Fannie Mae recently directed lenders to obtain two sets of electronic transcripts for all borrowers, regardless of income sources — a 4506-T upfront at application and another at closing. Fannie told lenders the move was part of its efforts to spot fraudulent income claims and limit loan losses.
During the height of the housing boom, many lenders went soft on borrowers, allowing millions of them to "state" their incomes rather than supply copies of actual tax returns filed with the IRS. These so-called no-documentation loans often later turned out to be "liar loans," with puffed-up incomes enabling borrowers to obtain larger amounts of mortgage money than they could justify — or afford — based on their actual incomes.

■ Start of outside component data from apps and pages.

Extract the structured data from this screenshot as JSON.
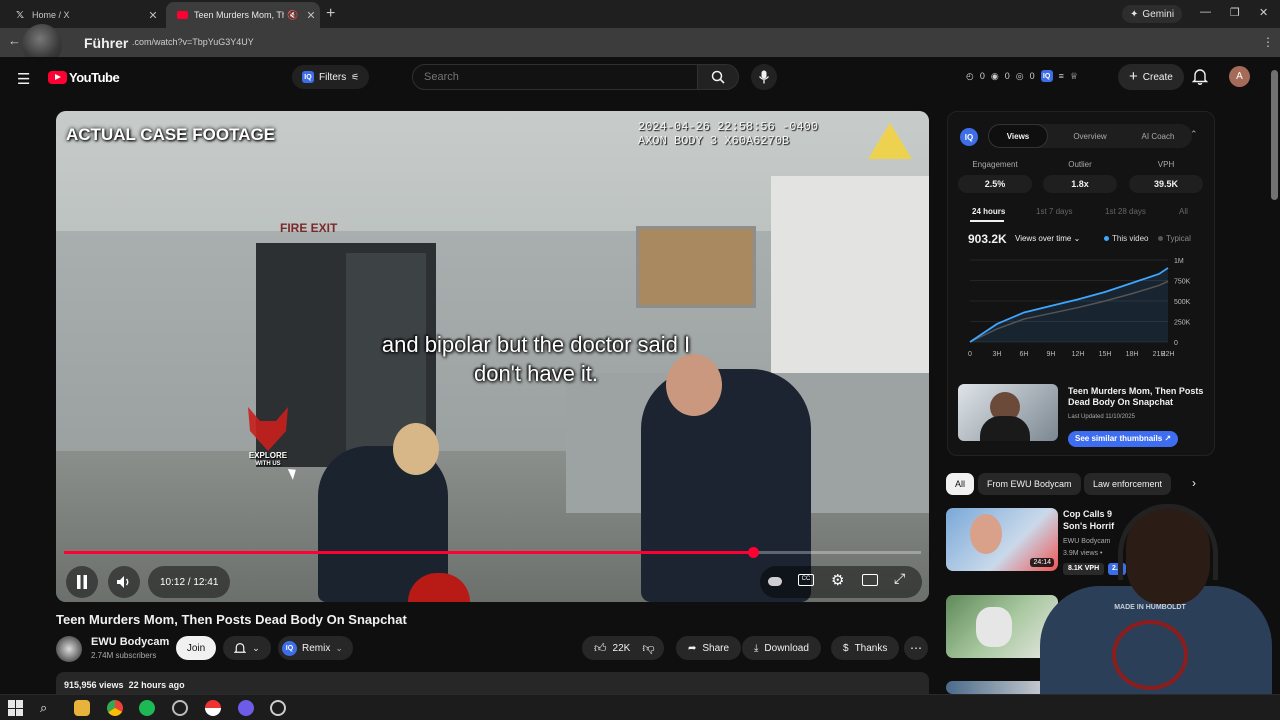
{
  "browser": {
    "tabs": [
      {
        "title": "Home / X",
        "icon": "x-logo-icon"
      },
      {
        "title": "Teen Murders Mom, Then P",
        "icon": "youtube-icon"
      }
    ],
    "gemini_label": "Gemini",
    "url": ".com/watch?v=TbpYuG3Y4UY",
    "overlay_name": "Führer",
    "profile_initial": "A"
  },
  "header": {
    "logo_text": "YouTube",
    "filters_label": "Filters",
    "search_placeholder": "Search",
    "stats": [
      "0",
      "0",
      "0"
    ],
    "create_label": "Create",
    "account_initial": "A"
  },
  "player": {
    "case_label": "ACTUAL CASE FOOTAGE",
    "stamp_line1": "2024-04-26 22:58:56 -0400",
    "stamp_line2": "AXON BODY 3 X60A6270B",
    "fire_exit": "FIRE EXIT",
    "subtitle": "and bipolar but the doctor said I don't have it.",
    "watermark_line1": "EXPLORE",
    "watermark_line2": "WITH US",
    "time": "10:12 / 12:41",
    "progress_fraction": 0.804,
    "accent": "#ff0033"
  },
  "video": {
    "title": "Teen Murders Mom, Then Posts Dead Body On Snapchat",
    "channel": "EWU Bodycam",
    "subscribers": "2.74M subscribers",
    "join_label": "Join",
    "remix_label": "Remix",
    "likes": "22K",
    "share_label": "Share",
    "download_label": "Download",
    "thanks_label": "Thanks",
    "views": "915,956 views",
    "age": "22 hours ago"
  },
  "panel": {
    "logo": "IQ",
    "tabs": [
      "Views",
      "Overview",
      "AI Coach"
    ],
    "active_tab": "Views",
    "metrics": [
      {
        "label": "Engagement",
        "value": "2.5%"
      },
      {
        "label": "Outlier",
        "value": "1.8x"
      },
      {
        "label": "VPH",
        "value": "39.5K"
      }
    ],
    "ranges": [
      "24 hours",
      "1st 7 days",
      "1st 28 days",
      "All"
    ],
    "total_views": "903.2K",
    "views_dropdown": "Views over time",
    "legend_this": "This video",
    "legend_typical": "Typical",
    "card_title": "Teen Murders Mom, Then Posts Dead Body On Snapchat",
    "card_date": "Last Updated 11/10/2025",
    "similar_label": "See similar thumbnails"
  },
  "chart_data": {
    "type": "line",
    "x_labels": [
      "0",
      "3H",
      "6H",
      "9H",
      "12H",
      "15H",
      "18H",
      "21H",
      "22H"
    ],
    "y_labels": [
      "1M",
      "750K",
      "500K",
      "250K",
      "0"
    ],
    "ylim": [
      0,
      1000000
    ],
    "series": [
      {
        "name": "This video",
        "x": [
          0,
          3,
          6,
          9,
          12,
          15,
          18,
          21,
          22
        ],
        "values": [
          0,
          220000,
          360000,
          440000,
          520000,
          610000,
          720000,
          830000,
          903200
        ]
      },
      {
        "name": "Typical",
        "x": [
          0,
          3,
          6,
          9,
          12,
          15,
          18,
          21,
          22
        ],
        "values": [
          0,
          160000,
          280000,
          350000,
          420000,
          500000,
          590000,
          690000,
          740000
        ]
      }
    ],
    "colors": {
      "this": "#3ea6ff",
      "typical": "#555555"
    }
  },
  "chips": [
    "All",
    "From EWU Bodycam",
    "Law enforcement"
  ],
  "recommendations": [
    {
      "title_line1": "Cop Calls 9",
      "title_line2": "Son's Horrif",
      "channel": "EWU Bodycam",
      "meta": "3.9M views •",
      "duration": "24:14",
      "vph": "8.1K VPH",
      "score": "2.3"
    },
    {
      "title_line1": "",
      "title_line2": "",
      "channel": "",
      "meta": "",
      "duration": "",
      "vph": "",
      "score": ""
    }
  ],
  "webcam": {
    "shirt_text": "MADE IN HUMBOLDT"
  }
}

When lenders didn't verify stated income claims, liar loans frequently turned into foreclosure bombs. Their remains are visible in neighborhoods across the country, where foreclosures have soared to record levels.
Now, not only Fannie Mae but most major lenders are tightening standards and double checking everything. When it comes to what you say is your annual income, they want to verify it twice — even if you submitted stacks of IRS returns.
The IRS is helping out as well by lowering the cost of those multiple verifications. As a result of higher-than-expected revenues generated by skyrocketing demands for 4506-T's, the IRS — which is not permitted to make a profit on services such as income verification checks — has cut the price of transcripts from $4.50 to $2.25, according to industry sources.
Curtis Knuth, vice president of New Jersey-based NCS Inc., one of the largest vendors of Form 4506-T's to the mortgage industry, says "the timing of the cost reduction couldn't be better for lenders looking to return to more prudent underwriting." Most lenders, he said, do not charge loan applicants separately for income verifications but roll the costs into their origination or processing fees.
The much-more intensive use of Form 4506-T is also focusing new light on what consumers should — and shouldn't — do when confronted with a lender's or settlement agent's request that they fill one out.
Here's a quick overview:
• Take Form 4506-T seriously. It's a powerful tool, and potentially exposes otherwise confidential personal financial information to unknown and uncontrollable numbers of people.
• Pay careful attention to the IRS's instructions on the form, particularly as related to the tax return transcript years being requested, and to the dating of the form next to your signature. The date you write in is important because the IRS won't provide transcripts unless it receives the request within 60 days of the signing date by the taxpayers making the loan application. Make sure you date the form when you sign it.
Filling in the tax return years is crucial as well because it allows you to limit what the lender, settlement official or secondary market purchaser of the mortgage can obtain. The form includes boxes allowing up to four years of tax data to be accessed, but loan applicants can specify that fewer years be available.
Earlier in this decade, controversy erupted in the mortgage industry because some large secondary market loan investors and banks were requiring brokers or closing agents to instruct applicants to sign a Form 4506-T but not date it or fill in the transcript years being requested. Some lenders even distributed their own printed instructions along with the Form 4506-T, requiring the homebuyer's or refinancer's signature, but no dates. This not only countermanded the IRS's instructions but gave investors the ability to check incomes whenever they chose — long after the closing.
The bottom line: Be aware of the new importance of Form 4506-T, and get used to seeing it twice during the mortgage cycle. Make sure you know how it's supposed to be used — and how it can be abused. Check it out in advance by going to the forms area at the IRS's Web site (irs.gov) and downloading a copy.
Ken Harney can be reached at email@example.com.